(Dataset rows describing interfaces)

+-------+

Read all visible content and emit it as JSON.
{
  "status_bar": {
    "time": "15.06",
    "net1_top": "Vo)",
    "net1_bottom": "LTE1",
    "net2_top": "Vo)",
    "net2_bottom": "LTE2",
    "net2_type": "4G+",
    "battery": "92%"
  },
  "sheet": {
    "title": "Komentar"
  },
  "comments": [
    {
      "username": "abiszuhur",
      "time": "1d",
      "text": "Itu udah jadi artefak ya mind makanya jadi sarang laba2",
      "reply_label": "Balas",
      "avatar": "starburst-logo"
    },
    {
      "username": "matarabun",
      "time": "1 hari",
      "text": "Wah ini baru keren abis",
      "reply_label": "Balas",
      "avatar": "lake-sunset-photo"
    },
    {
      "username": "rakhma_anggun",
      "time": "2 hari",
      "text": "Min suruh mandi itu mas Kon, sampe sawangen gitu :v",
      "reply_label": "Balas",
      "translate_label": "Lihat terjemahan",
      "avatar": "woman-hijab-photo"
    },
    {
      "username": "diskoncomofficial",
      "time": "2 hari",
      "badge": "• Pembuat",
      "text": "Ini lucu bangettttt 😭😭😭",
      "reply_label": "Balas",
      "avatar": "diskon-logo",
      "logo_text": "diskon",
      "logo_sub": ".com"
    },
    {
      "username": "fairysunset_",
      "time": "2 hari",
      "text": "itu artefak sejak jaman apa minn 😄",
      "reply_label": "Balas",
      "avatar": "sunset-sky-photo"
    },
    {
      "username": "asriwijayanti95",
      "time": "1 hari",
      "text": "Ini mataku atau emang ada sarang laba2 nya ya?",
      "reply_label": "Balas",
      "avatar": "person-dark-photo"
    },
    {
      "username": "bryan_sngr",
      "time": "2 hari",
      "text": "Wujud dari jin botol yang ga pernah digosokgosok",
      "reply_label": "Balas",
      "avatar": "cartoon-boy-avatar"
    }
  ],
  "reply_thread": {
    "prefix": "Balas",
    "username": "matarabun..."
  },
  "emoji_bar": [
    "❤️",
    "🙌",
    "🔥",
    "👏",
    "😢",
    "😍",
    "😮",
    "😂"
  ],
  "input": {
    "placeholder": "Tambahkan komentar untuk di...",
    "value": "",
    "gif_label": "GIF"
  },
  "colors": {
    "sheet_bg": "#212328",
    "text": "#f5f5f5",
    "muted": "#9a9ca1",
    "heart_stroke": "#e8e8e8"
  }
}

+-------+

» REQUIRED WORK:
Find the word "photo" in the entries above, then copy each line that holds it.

» RESPONSE TO THE EXERCISE:
      "avatar": "lake-sunset-photo"
      "avatar": "woman-hijab-photo"
      "avatar": "sunset-sky-photo"
      "avatar": "person-dark-photo"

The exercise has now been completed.